Whether you call them a connector or jack plug, every good instrument cable assembly needs a quality connector to so your signal is delivered from input to output unhindered. With unbalanced instrument cables, TS jack plug are used in the assembly. TS stands for TIP/SLEEVE, which describes the electrical contacts of the plug. There are many brands and different materials used in the construction of jack plugs which I will explain more about below.

Guitar Cable Connector Diagram

Jack Plug Diagram

TS Connector

A TS connector is a mono type connector, meaning it only carries one signal/channel as the input/output. The tip contact is where the signal transfer occurs and the sleeve is what grounds the shield. The TS jack plug is the standard connector used for instrument cables. An example of an alternate style connector is the TRS used for balanced signals, which stands for Tip, Ring, and sleeve, in which two signals are input/output as left channel and right channel with the sleeve acting as the ground for the shield, which although is technically a stereo connection is typically used for mono in studios. Below is a diagram of a TS jack plug.

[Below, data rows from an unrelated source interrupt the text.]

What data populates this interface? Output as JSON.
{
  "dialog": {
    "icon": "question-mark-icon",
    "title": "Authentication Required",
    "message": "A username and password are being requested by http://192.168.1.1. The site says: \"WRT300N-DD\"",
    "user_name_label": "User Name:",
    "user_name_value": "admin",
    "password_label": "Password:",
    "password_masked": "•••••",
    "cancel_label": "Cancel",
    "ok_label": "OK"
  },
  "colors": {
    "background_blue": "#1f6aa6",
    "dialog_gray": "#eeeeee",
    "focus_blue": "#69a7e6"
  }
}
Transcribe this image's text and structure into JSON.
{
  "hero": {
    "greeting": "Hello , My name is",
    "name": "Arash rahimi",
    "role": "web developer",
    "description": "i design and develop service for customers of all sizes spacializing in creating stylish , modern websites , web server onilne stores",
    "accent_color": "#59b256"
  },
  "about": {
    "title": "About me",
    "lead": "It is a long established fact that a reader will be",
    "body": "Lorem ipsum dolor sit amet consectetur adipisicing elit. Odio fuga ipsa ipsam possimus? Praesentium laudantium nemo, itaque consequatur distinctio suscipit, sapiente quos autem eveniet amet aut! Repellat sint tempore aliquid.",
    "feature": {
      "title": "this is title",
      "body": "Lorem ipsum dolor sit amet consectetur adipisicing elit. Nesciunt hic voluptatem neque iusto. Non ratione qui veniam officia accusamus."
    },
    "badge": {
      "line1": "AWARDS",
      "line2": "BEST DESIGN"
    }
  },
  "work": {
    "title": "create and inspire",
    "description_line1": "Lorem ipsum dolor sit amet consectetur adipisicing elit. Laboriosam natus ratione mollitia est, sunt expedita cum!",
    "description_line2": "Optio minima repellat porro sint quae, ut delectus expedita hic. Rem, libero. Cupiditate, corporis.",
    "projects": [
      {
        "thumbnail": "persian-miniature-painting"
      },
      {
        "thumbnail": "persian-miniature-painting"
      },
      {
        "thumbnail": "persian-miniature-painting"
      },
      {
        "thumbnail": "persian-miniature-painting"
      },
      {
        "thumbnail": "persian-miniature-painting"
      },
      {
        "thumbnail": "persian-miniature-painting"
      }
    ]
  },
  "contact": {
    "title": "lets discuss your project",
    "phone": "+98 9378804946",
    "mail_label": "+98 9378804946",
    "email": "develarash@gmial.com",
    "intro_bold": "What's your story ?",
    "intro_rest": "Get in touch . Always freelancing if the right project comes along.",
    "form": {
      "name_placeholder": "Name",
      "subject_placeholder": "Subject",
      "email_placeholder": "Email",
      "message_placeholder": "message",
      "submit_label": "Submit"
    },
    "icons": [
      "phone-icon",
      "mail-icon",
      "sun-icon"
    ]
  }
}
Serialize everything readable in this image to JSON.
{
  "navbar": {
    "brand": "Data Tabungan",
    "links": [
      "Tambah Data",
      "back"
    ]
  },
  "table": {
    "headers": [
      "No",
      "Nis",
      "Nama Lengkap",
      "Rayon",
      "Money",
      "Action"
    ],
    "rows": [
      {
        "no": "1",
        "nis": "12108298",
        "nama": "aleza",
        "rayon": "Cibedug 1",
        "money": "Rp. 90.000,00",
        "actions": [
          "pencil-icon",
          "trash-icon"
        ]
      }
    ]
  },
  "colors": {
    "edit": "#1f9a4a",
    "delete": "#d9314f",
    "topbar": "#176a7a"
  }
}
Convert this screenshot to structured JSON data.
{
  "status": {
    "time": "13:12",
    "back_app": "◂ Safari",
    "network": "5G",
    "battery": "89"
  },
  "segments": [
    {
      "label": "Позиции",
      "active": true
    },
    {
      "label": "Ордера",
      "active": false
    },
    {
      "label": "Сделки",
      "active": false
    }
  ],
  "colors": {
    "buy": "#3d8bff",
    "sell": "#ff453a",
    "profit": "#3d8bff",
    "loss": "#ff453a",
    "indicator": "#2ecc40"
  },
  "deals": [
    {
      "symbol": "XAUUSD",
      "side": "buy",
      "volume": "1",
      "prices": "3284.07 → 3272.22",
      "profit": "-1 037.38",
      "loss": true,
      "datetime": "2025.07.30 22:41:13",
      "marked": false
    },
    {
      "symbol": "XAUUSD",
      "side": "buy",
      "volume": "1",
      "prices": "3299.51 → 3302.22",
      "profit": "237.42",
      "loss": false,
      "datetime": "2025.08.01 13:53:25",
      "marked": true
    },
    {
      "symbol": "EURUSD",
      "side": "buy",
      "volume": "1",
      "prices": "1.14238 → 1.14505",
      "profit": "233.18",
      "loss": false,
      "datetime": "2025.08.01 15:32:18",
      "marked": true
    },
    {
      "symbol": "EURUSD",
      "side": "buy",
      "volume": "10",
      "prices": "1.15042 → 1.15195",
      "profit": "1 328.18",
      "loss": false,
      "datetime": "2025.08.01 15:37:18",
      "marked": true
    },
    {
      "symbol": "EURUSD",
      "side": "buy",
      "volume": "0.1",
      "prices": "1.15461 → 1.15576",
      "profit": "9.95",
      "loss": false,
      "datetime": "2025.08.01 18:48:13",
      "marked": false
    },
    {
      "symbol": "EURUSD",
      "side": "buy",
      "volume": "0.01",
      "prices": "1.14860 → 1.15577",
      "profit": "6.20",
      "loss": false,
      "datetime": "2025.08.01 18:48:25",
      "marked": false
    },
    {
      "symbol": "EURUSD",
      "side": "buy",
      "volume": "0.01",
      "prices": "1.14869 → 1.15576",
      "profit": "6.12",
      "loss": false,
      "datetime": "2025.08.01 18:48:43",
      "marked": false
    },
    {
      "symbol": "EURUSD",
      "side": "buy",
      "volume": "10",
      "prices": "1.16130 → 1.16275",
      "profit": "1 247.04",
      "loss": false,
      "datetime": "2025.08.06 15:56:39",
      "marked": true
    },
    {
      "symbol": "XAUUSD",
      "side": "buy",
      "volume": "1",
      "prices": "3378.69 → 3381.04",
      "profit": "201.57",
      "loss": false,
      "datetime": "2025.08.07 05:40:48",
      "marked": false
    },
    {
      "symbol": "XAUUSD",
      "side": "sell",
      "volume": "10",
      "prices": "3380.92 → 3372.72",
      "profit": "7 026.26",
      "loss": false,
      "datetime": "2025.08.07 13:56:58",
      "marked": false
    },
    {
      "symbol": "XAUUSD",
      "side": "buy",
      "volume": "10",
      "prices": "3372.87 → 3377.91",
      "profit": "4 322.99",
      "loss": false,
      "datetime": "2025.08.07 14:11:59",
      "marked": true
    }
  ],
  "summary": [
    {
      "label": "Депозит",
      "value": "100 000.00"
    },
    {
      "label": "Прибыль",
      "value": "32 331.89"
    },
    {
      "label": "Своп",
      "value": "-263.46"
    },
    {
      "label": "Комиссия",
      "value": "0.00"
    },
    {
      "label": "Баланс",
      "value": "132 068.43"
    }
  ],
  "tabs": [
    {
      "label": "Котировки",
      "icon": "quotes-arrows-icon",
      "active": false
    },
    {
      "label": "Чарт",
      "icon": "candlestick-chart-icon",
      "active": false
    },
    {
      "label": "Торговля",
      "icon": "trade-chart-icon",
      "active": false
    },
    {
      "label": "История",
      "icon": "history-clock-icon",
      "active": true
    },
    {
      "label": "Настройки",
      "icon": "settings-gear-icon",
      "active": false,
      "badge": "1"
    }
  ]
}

Shell and Plating

High quality jack plugs shells are typically manufactured in brass (alloy consisting of 70% copper and 30% zinc) and plated in either nickel or gold. The reason for plating jack plugs is that brass is prone to oxidation over time. This oxidation, though easily removed with a little solvent and and cloth causes signal degradation as the contact between the jack and plug is hindered by the layer of oxidation between the contact points. Since it required much less maintenance and no effect to the signal, plating became a standard in the manufacturing process. There is no difference in tone between nickel and gold plating but gold is very resistant to oxidation but it comes with the negative of being a much softer metal thus more prone to the gold plating wearing off over time. For this reason, I typically prefer nickel plating as it’s durability is unquestionable and quite frankly I have never have any oxidation issues and if I did these could easily be cleaned.


In the center of the shell lies the core of the jack plug which connects the tip to the solder tag/center conductor housed within the barrel. The total resistance to signal flow is the resistance of the core in parallel with the surface plating. Typically, the core is made of brass but there a number of manufacturers that use steel which is a very poor conductor especially compared to copper and brass. This core material is typically not advertised but G&H Industries jack plugs use a solid copper core through point of contact at the connector tip in their construction which is why it is a preferred choice by many musicians and arguably the superior core method of construction. Two other superior manufactures; Neutrik, which is a very high quality connector, utilizes a brass core and Switchcraft, which is long established reputable company, who claim a copper alloy as their core which is likely brass.


Jack plugs come in two different configurations, a typical straight configuration and an alternate right angled configuration which is sometimes better suited to some guitar jacks and pedals closely configured on a pedal board. Typically straight plugs are used for input into the amp, guitars where the jack is located on the edge of a guitar. Some find good use for the right-angled configuration in jacks mounted to the front of a guitar like the Gibson SG and Fender Tele’s as sometime the jack socket is too deep, and the right-angled plug can not seat properly.

Silent Style

A silent style plug automatically mutes (shorts) an instrument (guitar) cable to avoid pops and squeals when changing the instrument (guitar) under load, otherwise know as hot swapping. This is achieved by using a spring loaded switch within the connector shell which by default is shorted therefore no signal can flow through. This short is disengaged when the jack plug is fully seated in the guitars jack. Some guitars and bass instruments are not compatible with this type of jack plug, so it is always best to research whether a particular instrument is compatible. Note – Silent style connectors should always be plugged directly into the guitar and not the amp as it can damage the connector.

If you are looking for cables with jack plugs the leading manufacturers, Neutrik can be found on cables like the ever popular Mogami cable and the ultra premium Evidence Audio cable. G&H Industries can usually be found on Lava Cable and the very durable Spectraflex cables.